Sunderland manager Sam Allardyce fits six of seven trends that unified the 21st century’s most successful international managers at the time they got the job that brought them their silverware.
Between them, Joachim Löw, Vicente del Bosque, Luis Aragones, Marcello Lippi, Otto Rehhagel, Luiz Felipe Scolari and Roger Lemerre have won every World Cup or Euros since the year 2000.
Allardyce now finds himself at similar point in his career to the juncture at which the members of that illustrious septet took over managerial roles with Germany, Spain, Italy, Greece, Brazil and France respectively.
‘Big Sam’ is also the shortest-priced candidate in the next England manager betting to fit five of the aforementioned trends, which cover factors such as age, club and international success/experience and working abroad, at at 8/1…
At 61, Allardyce has the seniority to bring England success based on the last four World Cup and Euros winners, among whom only Germany tactician Löw was younger than 53 when he answered the call.
The Englishman’s 25 years of club management memories easily surpass the 19 years of dugout stripes in that sphere five of the seven paragons possessed when taking over.
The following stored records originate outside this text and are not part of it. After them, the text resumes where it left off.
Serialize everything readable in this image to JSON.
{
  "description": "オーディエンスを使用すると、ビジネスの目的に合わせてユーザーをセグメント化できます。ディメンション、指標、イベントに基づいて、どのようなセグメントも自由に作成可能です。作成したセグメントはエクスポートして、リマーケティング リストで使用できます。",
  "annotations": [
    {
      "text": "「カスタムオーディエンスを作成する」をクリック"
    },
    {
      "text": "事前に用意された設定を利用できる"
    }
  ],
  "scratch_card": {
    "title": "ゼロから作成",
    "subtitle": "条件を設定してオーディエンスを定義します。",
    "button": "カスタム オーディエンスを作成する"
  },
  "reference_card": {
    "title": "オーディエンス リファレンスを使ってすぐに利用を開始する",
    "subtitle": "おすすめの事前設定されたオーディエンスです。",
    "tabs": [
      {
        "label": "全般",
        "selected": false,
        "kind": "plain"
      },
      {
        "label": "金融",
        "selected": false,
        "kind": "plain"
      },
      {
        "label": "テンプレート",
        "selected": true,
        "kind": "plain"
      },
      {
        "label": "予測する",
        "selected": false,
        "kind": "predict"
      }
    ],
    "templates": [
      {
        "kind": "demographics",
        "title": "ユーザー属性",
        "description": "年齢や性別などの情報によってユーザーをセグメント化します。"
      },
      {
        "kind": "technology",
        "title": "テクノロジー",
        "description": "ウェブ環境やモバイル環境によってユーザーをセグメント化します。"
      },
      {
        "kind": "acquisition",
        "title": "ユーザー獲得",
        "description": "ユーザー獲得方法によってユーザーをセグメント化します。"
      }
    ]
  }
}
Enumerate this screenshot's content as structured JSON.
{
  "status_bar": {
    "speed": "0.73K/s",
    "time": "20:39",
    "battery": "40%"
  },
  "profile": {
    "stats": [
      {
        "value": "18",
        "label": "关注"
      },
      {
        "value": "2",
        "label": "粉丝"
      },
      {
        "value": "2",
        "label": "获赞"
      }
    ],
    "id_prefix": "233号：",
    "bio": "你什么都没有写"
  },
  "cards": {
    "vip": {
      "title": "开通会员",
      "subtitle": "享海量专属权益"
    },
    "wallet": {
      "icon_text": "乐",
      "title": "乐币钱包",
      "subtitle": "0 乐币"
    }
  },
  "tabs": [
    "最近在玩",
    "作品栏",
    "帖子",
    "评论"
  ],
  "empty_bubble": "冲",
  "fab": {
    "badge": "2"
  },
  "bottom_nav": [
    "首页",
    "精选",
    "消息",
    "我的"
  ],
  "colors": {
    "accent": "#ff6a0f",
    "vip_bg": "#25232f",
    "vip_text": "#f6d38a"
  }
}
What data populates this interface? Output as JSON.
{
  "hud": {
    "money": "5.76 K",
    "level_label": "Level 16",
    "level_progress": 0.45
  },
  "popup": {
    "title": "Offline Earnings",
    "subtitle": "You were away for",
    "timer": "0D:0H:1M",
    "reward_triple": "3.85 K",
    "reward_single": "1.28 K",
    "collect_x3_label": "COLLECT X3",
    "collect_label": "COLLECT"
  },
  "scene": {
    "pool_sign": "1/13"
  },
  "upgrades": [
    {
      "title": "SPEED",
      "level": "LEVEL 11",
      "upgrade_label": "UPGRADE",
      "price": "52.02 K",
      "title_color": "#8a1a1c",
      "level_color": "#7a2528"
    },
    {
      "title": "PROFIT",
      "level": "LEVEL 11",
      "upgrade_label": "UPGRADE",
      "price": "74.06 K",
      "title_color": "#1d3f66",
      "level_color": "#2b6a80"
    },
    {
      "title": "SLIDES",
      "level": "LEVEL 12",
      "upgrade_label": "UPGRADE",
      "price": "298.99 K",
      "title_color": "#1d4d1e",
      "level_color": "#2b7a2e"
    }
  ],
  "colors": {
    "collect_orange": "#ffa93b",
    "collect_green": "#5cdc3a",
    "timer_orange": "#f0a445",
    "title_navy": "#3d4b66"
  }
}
A complete lack of international experience as manager shouldn’t hold back the Dudley-born dugout dogfighter either.
Löw spent two years as assistant to Jurgen Klinsmann with Germany before taking over in 2006 and Lemerre was second in command at the 1998 World Cup after a decade-long stint in charge of France’s army team.
Yet, of the seven benchmarks, only Scolari had past full international management experience to call upon when he accepted the national team job that made his name and even then only thanks to a months-long, Iraq-war-curtailed stint in charge of Kuwait in 1990.
Six of the 21st century’s seven most successful international bosses had already won a national level league title, but this precedent doesn’t count against the Sunderland supremo either.
English Division Three and League of Ireland First Division wins with Notts County and Limerick respectively testify to him having the managerial chops to steer a team to the zenith over a season of football.
The latter triumph also highlights his experience across different countries, a trait shared by Löw, Del Bosque, Scolari and Lemerre at the time they were appointed to the jobs that made their international names.
Only Allardyce’s failure to land more than the two trophies mentioned stands between him and a full row of ticks across all seven trends that unite the 21st century’s most successful international managers.